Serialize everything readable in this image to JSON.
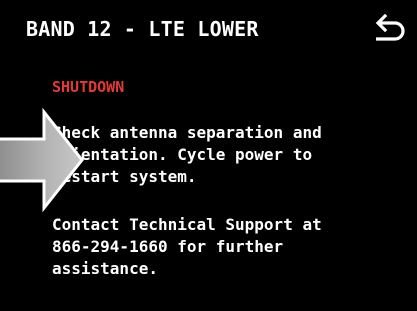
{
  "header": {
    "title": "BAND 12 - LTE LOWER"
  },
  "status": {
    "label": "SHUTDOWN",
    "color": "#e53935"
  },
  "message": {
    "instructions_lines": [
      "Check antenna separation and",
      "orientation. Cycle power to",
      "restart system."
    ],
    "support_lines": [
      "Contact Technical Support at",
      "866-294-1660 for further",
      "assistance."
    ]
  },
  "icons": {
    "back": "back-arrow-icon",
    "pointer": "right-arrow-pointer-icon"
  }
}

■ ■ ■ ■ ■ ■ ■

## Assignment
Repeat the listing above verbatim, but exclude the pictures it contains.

## Task solution
Serialize everything readable in this image to JSON.
{
  "header": {
    "title": "BAND 12 - LTE LOWER"
  },
  "status": {
    "label": "SHUTDOWN",
    "color": "#e53935"
  },
  "message": {
    "instructions_lines": [
      "Check antenna separation and",
      "orientation. Cycle power to",
      "restart system."
    ],
    "support_lines": [
      "Contact Technical Support at",
      "866-294-1660 for further",
      "assistance."
    ]
  },
  "icons": {
    "back": "back-arrow-icon",
    "pointer": "right-arrow-pointer-icon"
  }
}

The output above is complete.